We have all been in a company, or maybe your own, where we have the same start to each year, “This year is going to be the year to achieve all the company’s goals. Moreover, perhaps more precisely our marketing is going to get done this year, triumph and victory will be ours!” Then business happens and your best-laid plans sit halfway done, or they stay tucked away in the storage cabinet of your mind. Your business is stuck in a marketing rut.
However don’t fear yet, before we get too far into the year there is still time to conquer the year’s marketing goals and become the thought leader and voice of reason you want your company to be. First break those goals into three simple steps Plumb likes to call the “Ready, Set, Go.”
Get ready to construct the annual marketing plan. Yes, this information may seem redundant, especially to experienced marketing executives and veteran entrepreneurs. However, marketing plans are not just for big corporate companies or to tuck into a good business plan. Marketing strategies should be evaluated at a minimum on a quarterly or biannual basis to keep pace with the ever-changing market.
When building a marketing plan, identify the company’s current situation, also known as a situation analysis. A situation analysis determines how the organization and its products or services stand against the competition. During your analysis, identify the company’s strengths, weaknesses, opportunities, and threats to build a stronger plan guaranteed for success.

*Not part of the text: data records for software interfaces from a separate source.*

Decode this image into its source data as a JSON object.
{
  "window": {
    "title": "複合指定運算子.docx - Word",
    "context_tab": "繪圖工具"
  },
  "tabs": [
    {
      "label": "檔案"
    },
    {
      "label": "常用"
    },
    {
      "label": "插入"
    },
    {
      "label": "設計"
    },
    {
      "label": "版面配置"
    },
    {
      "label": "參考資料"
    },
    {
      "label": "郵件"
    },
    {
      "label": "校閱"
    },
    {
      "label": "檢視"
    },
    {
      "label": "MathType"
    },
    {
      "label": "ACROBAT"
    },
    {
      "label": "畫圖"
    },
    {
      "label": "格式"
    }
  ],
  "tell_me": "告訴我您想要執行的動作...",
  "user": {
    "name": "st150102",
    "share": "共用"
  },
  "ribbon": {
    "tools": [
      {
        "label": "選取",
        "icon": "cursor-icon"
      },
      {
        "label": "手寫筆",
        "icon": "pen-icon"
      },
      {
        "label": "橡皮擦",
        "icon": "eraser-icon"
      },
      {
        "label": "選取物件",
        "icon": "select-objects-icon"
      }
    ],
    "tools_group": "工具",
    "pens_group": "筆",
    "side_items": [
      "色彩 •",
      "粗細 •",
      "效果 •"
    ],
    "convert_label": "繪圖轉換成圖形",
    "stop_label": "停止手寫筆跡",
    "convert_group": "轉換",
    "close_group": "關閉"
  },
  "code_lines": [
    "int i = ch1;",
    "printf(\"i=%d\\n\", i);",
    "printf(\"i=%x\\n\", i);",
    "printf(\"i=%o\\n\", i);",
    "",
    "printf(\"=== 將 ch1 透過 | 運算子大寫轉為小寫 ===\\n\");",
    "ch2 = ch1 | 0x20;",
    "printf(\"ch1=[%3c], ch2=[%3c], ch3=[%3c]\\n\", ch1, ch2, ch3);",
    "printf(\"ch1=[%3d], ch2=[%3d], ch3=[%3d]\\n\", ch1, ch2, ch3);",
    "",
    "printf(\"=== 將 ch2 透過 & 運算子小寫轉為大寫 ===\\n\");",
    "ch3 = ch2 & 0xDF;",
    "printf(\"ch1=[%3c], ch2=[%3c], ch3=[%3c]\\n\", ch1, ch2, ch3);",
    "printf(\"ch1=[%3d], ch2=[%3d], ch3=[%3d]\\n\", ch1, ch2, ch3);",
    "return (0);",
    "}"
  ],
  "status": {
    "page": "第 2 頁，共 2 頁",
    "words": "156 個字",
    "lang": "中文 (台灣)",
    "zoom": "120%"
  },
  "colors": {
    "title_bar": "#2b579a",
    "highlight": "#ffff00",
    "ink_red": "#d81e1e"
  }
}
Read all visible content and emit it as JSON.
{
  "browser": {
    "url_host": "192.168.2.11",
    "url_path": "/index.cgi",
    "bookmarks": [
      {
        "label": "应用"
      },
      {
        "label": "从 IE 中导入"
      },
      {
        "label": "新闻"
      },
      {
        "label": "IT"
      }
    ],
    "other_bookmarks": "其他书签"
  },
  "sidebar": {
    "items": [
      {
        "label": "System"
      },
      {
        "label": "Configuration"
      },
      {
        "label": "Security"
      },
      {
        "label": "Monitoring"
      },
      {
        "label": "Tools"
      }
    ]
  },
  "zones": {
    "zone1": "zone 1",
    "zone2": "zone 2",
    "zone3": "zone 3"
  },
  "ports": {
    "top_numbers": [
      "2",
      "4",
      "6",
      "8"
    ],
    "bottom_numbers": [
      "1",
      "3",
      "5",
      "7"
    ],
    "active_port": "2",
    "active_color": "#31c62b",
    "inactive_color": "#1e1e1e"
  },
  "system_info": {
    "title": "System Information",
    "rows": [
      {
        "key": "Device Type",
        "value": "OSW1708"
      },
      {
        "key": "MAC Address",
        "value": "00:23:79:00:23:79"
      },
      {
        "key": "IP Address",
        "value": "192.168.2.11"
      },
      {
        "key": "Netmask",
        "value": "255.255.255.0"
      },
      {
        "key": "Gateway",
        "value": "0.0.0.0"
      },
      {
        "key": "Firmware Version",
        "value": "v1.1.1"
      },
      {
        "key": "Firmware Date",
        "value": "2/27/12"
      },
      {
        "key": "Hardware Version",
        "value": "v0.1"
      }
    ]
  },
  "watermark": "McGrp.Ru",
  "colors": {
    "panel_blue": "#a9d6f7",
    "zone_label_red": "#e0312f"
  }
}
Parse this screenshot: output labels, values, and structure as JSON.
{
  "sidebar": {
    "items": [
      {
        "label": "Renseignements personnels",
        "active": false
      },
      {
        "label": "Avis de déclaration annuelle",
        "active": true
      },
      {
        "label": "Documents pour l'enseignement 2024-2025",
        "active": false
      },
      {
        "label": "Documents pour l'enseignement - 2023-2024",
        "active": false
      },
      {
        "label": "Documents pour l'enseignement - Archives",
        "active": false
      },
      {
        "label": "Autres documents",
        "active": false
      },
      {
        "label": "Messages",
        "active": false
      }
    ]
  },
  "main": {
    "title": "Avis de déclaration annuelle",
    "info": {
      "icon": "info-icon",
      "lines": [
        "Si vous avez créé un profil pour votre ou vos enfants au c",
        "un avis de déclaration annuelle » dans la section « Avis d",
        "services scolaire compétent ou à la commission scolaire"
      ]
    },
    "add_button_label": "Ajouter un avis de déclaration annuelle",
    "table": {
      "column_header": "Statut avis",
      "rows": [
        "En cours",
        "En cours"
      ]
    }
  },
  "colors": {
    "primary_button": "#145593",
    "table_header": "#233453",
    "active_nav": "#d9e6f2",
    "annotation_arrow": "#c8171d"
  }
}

Next, establish the year’s marketing goals. Goals can be anything from increasing the use of “ABC service” by 20 percent by 2018 to capturing over 200 new B2B customers by October 2017. Marketing goals must be strategic and unique to the organization to ensure company health and longevity. By addressing the goals, companies can determine who will consume their products or services and establish how to reach those potential consumers.
After the marketing goals are developed, the company must start an annual examination of the organization’s ideal clients or target audience. The corporate market shifts on a daily basis, with revolutionary technology and innovative thinkers that know how to streamline products and services, it is imperative that organizations be highly familiar and ultimately understand their target audiences. During the annual client review, thoroughly explore the client’s daily life, hobbies, and interest; in essence, take a walk in their shoes.
Once the company is more knowledgeable about the ins and outs of their target audience, construction of the perfect message to capture the client’s attention begins. Many businesses may have more than one ideal client or target audience, remember to create a variety of themes that attracts each customer.
When developing your messaging strategy, it is important to choose the best marketing platforms to reach ideal clients and to target those prospects at all stages of the sales cycle. During a sale cycle, cold prospects may respond well to web and print advertisements, public relations, and direct mail campaigns. Warmer prospects are more likely to answer to permission-based emails, loyalty programs, and customer appreciation events. Hot prospects are attracted to interpersonal sale contact (phone calls, face to face meeting, and personalized emails, and thank you notes) to close the deal. The marketing communication strategy outlines where to best broadcast each target audience’s messages and in turn attract them to the products and services addressed above.
Last, based on your goals and chosen strategy determine the year’s marketing budget. The cost of each project or campaign, the cost to outsource certain aspects of projects to contracted help, and the overall hourly cost on the company’s employees will determine if certain marketing projects are feasible or will yield any return on investment. Companies with more disposable income should be careful not to blow the entire budget on marketing ventures that do not work. Choose the campaigns best suited to the organization’s marketing goals and will attract ideal clients.
“The best marketing is situational… Be aware that marketing is a journey, not a destination, and use it how you need to in the moment.” -Jennifer Kendall, account services manager for North Caroline State University Communications
The master marketing plan is now assembled, it is time to set the marketing plans into actions. There are numerous ways to breaking down an idea into tangible steps within a marketing schedule – do what works for the team and guarantees execution at the end of the day. A primary marketing program should keep the team organized, maintain everyone’s role within the project, and highlight campaign and project deadlines. A thoughtful marketing program has the project campaign name, the start and end dates or each project, and outlines each projects steps and overall goals. Know the current marketing calendar is not set in stone and will change. When making changes to the schedule, ensure they are strategic to the original marketing plan and keeps the team on track.
“A marketing plan cannot be a document that’s thrown on the shelf and not allowed to brief.” -Jennifer Kendall, account services manager for North Caroline State University Communications
The plan and the schedule are established, and it is time to go hit the ground running through execution. Ensure project completion by having the right team member on each the right project – do not give the website guy the job of the graphic designer or content writer, it does not work! Also, understand the organization and the team’s personal and time limits – if Jessica loves to write, make her the content writer and social media manager, if Henry is great at sales and marketing, appoint him to move your marketing projects forward. Most of all, always hold the team accountable for assigned jobs and duties. Checking in the progress of a project on a weekly basis will encourage the team to move projects forward and work together.
Ready, Set, Go…get your marketing done this year! Contact us. We can help!